2010 Château La Nerthe Clos de Beauvenir Châteauneuf-du-Pape: Retail $90? 60% Rousanne, 28% Clairette, 12% Grenache. Great Rhone nose of white peach and a bit of allspice. Initially a bit round with some melon, followed by great acidity and a long finish. Although completely dry, a hint of sweetness that the winemaker claimed to come from the terroir. More proof that you should never pass up the opportunity to have some white C-d-P. Outstanding. 91-93 Points.
2007 Château Lafleur Pensées de Lafleur: Retail $55. The second wine from Château Lafleur was presented by the charismatic (I am sure he gets that a lot) Edouard Moueix. 60% Merlot 40% Cabernet Franc. A rich nose of black cherry, some pepper, and just a slight vegetal note. Also a bit hot, not rich or big, but expressive fruit and well-balanced acidity that got better with some air. A couple of great quotes from Edouard: “Tastings are great, but the aim of the bottle is to be empty.” “If you want caramel go to Häagen Dazs. It is all about letting go of the ego and let the wine speak for itself. ” Very Good to Outstanding. 89-91 Points.
2010 Les Domaines Barons de Rothschild Lafite Réserve Spéciale: Retail $45. Much darker than the other two. Very closed but some hints of anise and vanilla.
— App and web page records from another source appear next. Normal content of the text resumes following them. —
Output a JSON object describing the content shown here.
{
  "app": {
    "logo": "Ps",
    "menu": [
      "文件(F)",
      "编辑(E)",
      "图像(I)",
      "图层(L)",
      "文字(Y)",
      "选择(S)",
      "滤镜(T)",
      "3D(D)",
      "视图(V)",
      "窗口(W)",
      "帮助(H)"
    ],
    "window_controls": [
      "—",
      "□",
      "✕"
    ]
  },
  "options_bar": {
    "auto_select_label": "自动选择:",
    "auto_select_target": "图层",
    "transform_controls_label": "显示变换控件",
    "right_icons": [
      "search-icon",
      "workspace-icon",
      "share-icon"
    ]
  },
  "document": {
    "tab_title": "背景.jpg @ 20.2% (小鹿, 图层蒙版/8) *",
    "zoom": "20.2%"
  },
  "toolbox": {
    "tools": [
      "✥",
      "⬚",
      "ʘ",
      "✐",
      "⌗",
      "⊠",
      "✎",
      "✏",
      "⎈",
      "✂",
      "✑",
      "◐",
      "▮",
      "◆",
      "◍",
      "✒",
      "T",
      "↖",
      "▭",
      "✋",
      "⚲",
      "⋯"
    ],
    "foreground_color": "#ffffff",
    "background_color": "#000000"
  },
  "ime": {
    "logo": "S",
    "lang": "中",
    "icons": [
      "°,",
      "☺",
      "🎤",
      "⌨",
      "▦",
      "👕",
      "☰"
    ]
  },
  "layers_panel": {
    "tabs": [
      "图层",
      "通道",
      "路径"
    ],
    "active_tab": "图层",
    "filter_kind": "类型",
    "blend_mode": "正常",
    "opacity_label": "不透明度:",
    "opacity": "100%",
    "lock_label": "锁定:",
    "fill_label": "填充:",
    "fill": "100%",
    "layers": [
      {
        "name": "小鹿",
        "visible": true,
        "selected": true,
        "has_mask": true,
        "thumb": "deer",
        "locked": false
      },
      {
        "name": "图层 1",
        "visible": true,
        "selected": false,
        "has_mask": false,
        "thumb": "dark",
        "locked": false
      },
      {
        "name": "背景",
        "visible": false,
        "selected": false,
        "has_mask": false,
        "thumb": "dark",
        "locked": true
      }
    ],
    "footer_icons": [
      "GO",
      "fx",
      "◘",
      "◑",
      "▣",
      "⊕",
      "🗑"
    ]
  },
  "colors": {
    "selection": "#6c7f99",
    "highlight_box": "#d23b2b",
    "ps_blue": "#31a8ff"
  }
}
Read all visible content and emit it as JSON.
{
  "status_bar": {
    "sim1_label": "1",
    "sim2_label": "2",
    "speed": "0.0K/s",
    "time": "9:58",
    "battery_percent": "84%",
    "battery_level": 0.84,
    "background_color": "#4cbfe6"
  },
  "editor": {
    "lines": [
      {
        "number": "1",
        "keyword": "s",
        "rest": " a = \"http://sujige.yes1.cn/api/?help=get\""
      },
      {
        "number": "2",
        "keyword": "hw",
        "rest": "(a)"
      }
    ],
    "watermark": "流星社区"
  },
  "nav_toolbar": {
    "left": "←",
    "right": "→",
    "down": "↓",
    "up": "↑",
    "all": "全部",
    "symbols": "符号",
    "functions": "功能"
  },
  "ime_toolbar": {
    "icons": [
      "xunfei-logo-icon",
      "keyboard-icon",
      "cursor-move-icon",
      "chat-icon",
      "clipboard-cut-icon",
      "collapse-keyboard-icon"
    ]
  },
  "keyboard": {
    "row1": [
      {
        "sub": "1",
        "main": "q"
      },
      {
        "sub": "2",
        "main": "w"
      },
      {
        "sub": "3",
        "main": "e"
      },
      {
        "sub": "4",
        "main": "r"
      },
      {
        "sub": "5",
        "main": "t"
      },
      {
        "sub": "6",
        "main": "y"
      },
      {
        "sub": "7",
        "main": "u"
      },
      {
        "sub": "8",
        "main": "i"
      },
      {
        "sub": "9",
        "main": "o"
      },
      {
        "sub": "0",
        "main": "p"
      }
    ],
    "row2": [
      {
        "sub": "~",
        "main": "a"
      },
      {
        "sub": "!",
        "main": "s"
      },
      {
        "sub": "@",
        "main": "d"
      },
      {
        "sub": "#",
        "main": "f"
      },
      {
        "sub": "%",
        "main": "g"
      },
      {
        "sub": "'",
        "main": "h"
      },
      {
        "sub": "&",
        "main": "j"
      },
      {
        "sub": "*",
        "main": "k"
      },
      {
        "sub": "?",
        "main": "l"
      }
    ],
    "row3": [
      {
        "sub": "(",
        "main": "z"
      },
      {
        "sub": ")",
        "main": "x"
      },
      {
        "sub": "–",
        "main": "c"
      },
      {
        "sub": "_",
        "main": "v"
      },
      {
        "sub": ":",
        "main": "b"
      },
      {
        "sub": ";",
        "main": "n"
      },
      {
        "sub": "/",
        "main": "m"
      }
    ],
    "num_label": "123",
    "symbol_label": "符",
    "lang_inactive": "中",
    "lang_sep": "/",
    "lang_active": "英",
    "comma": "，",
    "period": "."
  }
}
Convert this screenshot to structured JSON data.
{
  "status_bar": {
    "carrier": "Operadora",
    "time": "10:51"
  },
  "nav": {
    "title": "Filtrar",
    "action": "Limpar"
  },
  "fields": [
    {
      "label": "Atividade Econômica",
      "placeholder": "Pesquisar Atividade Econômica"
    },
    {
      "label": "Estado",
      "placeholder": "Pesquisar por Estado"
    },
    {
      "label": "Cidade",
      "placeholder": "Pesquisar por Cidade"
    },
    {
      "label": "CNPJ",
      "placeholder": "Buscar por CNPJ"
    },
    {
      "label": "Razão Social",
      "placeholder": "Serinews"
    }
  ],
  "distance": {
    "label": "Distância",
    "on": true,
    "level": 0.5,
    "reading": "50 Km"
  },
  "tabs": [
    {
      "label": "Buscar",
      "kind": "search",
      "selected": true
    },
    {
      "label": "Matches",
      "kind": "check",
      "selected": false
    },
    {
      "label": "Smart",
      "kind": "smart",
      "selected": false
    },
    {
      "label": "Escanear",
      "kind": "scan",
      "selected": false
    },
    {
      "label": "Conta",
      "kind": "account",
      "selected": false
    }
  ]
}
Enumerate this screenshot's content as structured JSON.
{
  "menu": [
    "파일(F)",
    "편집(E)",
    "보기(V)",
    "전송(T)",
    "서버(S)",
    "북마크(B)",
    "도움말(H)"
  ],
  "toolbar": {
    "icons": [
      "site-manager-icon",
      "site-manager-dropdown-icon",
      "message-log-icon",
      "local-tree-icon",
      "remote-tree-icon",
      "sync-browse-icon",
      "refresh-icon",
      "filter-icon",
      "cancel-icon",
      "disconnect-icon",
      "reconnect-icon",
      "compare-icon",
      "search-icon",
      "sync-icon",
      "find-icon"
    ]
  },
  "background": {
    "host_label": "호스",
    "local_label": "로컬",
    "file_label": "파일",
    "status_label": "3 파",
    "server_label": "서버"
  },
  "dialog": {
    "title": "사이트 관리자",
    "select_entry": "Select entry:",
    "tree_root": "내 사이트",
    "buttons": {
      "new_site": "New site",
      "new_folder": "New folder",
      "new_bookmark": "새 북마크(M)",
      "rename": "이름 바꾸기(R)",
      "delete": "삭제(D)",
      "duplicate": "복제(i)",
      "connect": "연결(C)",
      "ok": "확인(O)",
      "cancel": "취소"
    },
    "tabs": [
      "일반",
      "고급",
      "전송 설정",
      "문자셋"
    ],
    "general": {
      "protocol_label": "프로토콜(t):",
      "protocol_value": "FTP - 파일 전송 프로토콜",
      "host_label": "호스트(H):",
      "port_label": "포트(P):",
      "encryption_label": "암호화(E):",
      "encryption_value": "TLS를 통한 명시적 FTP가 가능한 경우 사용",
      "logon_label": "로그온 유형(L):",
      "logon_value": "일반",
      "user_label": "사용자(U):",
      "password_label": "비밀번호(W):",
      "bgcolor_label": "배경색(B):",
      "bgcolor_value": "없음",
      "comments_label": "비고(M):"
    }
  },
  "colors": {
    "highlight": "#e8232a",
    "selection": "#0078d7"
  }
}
A bit thin on the palate. Certainly pleasant but not very complex. Finish is but a hiccup. A second wine of second wines. Perhaps Very Good, but not more. 86-88 Points.
2008 Château Lafite Rothschild Carruades de Lafite: Retail $250? A bit vegetal with tobacco and mint. Bigger fruit with a richness absent from the others. The green pepper is a bit out of place on the finish. Still, Outstanding. Worth $250-300? I guess that is up to you. 90-92 Points.
It was a fabulous tasting (even before I was able to suck up some of the remaining champagne after the seminar). At one point, Eric Kohler of Château Lafite Rothschild, when talking about the importance of terroir, pointed out that it was crucial to take into account local customs and traditions when setting up a winery (Les Domaines Barons de Rotschild now has wineries in Chile, Argentina, and China). I then asked him what happens when there is a conflict between a local custom and Lafite’s years of experience. After a brief pause, he smiled and chuckled, saying “Well, at the end of the day, we are Lafite….”